Goshuin, or shuin, are seals given to temple visitors, usually in exchange for a donation. “Go” is an honorific prefix that indicates the elevated status of the seals and shows respect for temple culture. In Japan, both Buddhist temples and Shinto shrines have goshuin. The seals are unique to each location, making them an ideal collector’s item. They involve not only a standard ink stamp but personalized calligraphy by the temple workers (kannushi), including the name of the temple and specific information regarding the date of the visit.
The history of goshuin
It’s thought that goshuin were once distributed by temples in exchange for a handwritten Buddhist sutra, known as shakyo, as early as the Nara Period (710-794). Writing sutras by hand is considered a pious act, and devoting them to the temple’s nuns and monks in turn reflects kindly on the writer’s spiritual status. So shuin were proof of one’s piety.
How to receive goshuin
The first step to collecting goshuin is to get yourself a special notebook called goshuin-cho. These are sold in bookstores, specialty shops, and at the shops of larger temples and shrines, especially famous ones. You can’t use any old notebook.
If you can’t read Japanese, just ask where you can get goshuin (goshuin wa doko de morae masuka) and politely ask for the stamp from the kannushi behind the counter (goshuin o onegai shimasu). Not all temples will distribute goshuin, and the fee for each one varies. Remember that these seals are sacred; don’t treat this event lightly.
For a long time, collecting goshuin was strictly an interest among the elderly and devout. Today, however, these beautiful temple seals are making a comeback among Japan’s youth.
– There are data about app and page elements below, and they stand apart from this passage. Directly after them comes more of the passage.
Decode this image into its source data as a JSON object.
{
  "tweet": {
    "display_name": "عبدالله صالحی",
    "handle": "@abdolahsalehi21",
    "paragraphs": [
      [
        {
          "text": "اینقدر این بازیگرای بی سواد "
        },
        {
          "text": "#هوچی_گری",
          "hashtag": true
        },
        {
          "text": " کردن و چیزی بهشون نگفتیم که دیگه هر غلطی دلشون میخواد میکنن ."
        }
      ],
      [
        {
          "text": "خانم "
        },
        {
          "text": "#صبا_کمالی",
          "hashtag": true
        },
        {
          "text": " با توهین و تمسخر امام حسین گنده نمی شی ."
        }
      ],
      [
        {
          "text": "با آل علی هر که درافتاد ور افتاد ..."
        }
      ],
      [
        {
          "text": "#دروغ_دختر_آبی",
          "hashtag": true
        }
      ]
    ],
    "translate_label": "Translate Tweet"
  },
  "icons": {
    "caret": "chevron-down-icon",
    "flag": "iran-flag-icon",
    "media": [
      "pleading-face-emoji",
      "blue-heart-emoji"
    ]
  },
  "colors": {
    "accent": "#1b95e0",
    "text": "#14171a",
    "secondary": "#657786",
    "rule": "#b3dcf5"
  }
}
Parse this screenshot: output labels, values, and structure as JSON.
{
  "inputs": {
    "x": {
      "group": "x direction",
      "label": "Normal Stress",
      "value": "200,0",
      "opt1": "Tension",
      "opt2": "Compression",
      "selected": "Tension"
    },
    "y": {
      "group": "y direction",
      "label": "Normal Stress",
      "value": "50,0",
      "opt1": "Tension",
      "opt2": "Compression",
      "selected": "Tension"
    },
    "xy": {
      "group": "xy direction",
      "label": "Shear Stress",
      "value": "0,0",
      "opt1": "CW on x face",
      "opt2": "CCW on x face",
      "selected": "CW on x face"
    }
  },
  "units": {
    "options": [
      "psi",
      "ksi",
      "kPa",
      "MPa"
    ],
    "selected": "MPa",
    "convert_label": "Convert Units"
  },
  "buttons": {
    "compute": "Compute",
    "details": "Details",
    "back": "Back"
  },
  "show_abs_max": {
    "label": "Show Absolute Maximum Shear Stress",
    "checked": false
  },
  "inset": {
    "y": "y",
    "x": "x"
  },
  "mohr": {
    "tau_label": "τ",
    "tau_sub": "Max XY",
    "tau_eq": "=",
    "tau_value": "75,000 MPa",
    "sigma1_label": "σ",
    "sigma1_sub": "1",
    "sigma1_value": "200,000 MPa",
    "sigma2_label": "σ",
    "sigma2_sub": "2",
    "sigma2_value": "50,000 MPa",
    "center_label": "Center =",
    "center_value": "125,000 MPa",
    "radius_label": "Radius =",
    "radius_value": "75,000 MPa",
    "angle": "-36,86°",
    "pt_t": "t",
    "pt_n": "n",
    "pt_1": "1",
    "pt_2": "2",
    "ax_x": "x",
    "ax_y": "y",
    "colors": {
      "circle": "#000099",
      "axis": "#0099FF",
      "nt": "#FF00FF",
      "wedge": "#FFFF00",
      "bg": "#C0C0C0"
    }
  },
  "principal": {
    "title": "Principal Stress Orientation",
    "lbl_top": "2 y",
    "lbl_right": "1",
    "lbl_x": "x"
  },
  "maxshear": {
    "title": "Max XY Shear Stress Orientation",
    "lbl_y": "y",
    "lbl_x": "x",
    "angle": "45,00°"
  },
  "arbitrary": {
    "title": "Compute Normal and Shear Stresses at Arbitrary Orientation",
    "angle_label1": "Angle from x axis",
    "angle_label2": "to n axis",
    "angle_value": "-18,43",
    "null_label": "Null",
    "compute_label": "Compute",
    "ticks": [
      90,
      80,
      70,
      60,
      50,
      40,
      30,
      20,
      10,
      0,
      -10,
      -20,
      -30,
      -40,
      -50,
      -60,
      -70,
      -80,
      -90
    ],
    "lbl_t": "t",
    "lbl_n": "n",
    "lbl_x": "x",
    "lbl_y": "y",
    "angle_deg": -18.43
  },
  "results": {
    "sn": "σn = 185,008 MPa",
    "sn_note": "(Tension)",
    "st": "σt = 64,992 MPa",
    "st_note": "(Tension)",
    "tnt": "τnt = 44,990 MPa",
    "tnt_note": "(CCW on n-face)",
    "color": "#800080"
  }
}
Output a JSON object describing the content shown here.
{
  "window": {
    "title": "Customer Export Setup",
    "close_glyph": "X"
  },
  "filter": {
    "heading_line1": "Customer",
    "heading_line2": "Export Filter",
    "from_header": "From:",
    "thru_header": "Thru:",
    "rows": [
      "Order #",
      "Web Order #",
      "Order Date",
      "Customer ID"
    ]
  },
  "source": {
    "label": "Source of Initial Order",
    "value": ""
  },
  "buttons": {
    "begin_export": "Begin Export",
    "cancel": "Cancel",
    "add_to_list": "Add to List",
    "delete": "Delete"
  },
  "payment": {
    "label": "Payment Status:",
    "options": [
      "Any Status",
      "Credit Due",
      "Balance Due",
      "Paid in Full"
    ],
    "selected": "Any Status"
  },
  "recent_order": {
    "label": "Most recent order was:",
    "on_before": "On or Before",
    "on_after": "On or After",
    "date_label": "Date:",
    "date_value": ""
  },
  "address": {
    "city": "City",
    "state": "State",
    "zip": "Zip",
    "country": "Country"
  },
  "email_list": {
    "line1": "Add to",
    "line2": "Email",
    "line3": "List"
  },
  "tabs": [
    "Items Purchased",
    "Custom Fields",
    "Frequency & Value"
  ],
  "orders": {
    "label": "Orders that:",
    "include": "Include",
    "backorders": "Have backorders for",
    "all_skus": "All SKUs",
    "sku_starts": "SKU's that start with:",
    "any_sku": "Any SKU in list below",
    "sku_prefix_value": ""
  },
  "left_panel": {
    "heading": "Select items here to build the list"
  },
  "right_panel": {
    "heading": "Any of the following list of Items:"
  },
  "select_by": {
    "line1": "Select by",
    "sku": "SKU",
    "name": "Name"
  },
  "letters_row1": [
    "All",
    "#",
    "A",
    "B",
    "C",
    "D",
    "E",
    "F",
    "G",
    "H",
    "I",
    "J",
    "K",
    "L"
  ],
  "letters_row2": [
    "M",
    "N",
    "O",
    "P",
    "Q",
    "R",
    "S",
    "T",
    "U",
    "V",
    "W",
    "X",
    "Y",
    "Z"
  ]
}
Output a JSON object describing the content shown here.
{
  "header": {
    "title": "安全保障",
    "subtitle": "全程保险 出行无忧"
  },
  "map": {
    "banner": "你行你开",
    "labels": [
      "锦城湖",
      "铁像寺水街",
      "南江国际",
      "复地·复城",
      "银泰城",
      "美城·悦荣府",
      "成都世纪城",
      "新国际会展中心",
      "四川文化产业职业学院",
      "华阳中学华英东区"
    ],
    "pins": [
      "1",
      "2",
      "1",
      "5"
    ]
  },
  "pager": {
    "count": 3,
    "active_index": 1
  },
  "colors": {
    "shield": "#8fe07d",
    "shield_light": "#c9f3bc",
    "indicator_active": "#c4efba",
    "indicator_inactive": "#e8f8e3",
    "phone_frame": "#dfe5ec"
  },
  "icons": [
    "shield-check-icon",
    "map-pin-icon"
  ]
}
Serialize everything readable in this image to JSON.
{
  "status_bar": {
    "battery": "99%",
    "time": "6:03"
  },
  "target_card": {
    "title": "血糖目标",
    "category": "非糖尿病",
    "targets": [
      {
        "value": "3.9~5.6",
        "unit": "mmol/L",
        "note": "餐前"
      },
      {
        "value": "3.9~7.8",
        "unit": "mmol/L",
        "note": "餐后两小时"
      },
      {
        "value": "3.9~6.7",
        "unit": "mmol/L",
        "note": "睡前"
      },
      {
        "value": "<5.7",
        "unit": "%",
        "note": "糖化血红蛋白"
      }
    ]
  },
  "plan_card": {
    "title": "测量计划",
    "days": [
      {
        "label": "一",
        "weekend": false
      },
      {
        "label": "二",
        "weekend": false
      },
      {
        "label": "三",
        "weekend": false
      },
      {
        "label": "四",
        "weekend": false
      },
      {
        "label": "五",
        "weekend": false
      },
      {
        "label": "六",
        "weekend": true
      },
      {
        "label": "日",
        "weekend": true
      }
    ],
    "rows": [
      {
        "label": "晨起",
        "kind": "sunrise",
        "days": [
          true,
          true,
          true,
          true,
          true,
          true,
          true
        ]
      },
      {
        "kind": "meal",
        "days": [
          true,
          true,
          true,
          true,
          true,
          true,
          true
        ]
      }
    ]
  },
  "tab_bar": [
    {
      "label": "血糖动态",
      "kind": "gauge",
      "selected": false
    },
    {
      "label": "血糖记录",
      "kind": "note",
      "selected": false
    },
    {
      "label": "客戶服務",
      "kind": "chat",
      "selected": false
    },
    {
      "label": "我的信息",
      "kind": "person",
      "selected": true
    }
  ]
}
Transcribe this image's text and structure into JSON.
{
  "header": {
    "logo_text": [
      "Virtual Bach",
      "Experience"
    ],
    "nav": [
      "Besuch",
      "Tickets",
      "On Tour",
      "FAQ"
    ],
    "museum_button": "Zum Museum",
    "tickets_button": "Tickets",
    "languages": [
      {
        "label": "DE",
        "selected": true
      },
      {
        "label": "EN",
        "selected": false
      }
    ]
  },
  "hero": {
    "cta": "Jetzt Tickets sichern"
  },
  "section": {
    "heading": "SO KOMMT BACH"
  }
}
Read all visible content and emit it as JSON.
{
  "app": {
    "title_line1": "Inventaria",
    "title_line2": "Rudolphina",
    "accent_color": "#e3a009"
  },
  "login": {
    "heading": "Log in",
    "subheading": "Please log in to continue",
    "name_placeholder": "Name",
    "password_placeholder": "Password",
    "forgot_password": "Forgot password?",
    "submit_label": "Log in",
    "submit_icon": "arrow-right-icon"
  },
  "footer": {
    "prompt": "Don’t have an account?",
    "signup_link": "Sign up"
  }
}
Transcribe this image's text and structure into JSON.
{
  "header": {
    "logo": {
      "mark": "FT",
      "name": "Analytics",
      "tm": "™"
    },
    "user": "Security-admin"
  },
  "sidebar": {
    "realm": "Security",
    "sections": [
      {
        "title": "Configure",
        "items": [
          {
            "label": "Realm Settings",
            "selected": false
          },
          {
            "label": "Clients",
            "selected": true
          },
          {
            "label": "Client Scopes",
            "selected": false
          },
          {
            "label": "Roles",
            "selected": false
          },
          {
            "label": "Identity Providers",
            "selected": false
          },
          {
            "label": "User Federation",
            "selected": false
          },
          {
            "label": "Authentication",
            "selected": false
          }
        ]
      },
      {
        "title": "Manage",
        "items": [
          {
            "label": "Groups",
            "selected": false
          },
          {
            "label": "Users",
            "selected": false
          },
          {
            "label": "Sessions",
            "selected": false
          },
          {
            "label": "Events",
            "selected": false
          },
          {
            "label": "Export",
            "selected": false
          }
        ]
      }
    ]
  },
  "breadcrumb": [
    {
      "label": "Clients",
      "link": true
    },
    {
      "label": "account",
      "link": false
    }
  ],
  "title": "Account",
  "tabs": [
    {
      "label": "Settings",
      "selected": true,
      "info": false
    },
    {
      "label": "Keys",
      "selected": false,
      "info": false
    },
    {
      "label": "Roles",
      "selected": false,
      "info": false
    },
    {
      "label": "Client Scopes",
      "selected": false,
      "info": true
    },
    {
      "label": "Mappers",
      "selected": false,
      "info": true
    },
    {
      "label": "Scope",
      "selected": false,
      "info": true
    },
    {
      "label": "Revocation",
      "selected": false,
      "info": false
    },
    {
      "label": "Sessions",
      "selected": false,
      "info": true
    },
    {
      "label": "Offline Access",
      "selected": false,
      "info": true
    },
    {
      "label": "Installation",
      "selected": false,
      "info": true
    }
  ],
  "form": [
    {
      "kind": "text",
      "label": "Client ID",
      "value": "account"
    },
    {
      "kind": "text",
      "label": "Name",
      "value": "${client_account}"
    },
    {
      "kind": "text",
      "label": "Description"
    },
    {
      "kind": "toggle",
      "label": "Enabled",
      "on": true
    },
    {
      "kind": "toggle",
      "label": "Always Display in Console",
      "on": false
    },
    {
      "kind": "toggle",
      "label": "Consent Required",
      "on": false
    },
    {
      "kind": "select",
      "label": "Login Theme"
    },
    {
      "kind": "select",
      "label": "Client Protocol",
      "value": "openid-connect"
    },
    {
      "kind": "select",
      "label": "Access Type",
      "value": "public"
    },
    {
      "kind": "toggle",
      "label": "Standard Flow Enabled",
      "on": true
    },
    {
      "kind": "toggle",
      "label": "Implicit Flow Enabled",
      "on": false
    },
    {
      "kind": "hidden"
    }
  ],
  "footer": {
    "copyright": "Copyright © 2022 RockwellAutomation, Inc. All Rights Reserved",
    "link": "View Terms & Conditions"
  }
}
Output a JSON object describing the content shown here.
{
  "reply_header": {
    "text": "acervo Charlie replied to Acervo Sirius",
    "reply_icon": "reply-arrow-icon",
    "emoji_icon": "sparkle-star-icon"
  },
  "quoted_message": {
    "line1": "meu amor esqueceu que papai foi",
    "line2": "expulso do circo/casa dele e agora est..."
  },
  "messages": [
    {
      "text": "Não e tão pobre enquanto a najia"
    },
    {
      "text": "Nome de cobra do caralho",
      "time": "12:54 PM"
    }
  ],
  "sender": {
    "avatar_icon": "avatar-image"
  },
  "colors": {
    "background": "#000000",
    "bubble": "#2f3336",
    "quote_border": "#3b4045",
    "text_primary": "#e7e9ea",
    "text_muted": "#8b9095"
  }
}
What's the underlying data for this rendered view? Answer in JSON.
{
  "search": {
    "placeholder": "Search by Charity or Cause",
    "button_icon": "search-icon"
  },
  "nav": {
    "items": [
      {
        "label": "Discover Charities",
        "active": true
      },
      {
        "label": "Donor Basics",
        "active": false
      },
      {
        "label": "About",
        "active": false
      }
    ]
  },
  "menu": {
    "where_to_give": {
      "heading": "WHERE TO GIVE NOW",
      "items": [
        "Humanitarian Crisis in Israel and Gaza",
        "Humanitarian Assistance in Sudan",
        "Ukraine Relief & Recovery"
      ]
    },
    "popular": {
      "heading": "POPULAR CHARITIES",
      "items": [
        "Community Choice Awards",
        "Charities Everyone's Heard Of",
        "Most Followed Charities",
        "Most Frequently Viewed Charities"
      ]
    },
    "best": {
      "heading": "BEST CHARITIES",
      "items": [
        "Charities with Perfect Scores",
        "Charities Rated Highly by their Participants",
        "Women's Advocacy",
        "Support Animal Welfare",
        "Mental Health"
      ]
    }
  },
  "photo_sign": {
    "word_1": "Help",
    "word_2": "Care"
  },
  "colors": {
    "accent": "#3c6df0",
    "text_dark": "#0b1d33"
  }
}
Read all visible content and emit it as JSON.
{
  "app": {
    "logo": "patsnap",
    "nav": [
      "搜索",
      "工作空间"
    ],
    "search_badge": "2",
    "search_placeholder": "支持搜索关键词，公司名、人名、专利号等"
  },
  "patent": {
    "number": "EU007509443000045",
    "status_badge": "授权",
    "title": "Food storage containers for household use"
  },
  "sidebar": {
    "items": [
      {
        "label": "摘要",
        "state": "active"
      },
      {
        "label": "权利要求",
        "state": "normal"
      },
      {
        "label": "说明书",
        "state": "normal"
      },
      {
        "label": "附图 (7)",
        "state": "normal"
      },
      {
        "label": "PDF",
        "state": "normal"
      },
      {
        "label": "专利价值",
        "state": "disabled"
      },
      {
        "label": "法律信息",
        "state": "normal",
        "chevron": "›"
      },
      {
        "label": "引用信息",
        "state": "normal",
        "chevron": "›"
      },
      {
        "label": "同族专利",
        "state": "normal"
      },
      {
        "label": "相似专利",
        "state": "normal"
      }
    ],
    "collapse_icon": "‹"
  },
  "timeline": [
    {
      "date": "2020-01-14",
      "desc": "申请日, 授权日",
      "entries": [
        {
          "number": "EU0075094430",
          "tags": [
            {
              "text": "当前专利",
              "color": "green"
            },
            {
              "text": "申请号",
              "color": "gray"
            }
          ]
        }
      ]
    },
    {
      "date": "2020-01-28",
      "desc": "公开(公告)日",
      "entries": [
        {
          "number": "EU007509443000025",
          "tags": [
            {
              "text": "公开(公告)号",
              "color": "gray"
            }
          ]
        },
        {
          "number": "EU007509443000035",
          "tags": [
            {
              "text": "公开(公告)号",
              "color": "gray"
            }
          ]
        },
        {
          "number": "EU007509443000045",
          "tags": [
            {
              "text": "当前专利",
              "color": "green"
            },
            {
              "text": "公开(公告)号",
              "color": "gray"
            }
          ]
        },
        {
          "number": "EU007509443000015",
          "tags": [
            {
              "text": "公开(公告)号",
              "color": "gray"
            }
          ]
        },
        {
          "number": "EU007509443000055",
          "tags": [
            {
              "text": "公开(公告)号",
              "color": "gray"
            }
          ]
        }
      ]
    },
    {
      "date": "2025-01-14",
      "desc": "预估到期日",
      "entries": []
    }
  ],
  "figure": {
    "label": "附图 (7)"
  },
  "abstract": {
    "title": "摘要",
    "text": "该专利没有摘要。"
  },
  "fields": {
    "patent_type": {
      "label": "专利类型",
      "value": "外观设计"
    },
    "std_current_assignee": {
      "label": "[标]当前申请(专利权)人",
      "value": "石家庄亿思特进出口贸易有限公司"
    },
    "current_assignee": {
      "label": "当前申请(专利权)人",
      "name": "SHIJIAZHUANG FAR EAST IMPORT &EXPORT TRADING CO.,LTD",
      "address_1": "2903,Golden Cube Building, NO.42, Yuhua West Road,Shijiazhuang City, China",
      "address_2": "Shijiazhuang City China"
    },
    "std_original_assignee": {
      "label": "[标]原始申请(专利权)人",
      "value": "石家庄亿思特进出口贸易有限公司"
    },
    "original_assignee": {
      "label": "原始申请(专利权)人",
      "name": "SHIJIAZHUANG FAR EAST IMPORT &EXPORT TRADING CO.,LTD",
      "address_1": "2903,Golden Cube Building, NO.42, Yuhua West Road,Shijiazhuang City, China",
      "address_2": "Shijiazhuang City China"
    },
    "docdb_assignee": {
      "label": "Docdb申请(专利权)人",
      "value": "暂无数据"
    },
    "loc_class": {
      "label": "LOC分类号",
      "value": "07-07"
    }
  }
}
Brands have sprung up catering just to goshuin and temple culture. Kichijitsu, for example, makes colorful and youthful goshuin-cho (books for collecting goshuin), goissho bukuro (storage pouches for goshuin-cho), and other religious items using a mixture of modern and traditional Japanese motifs.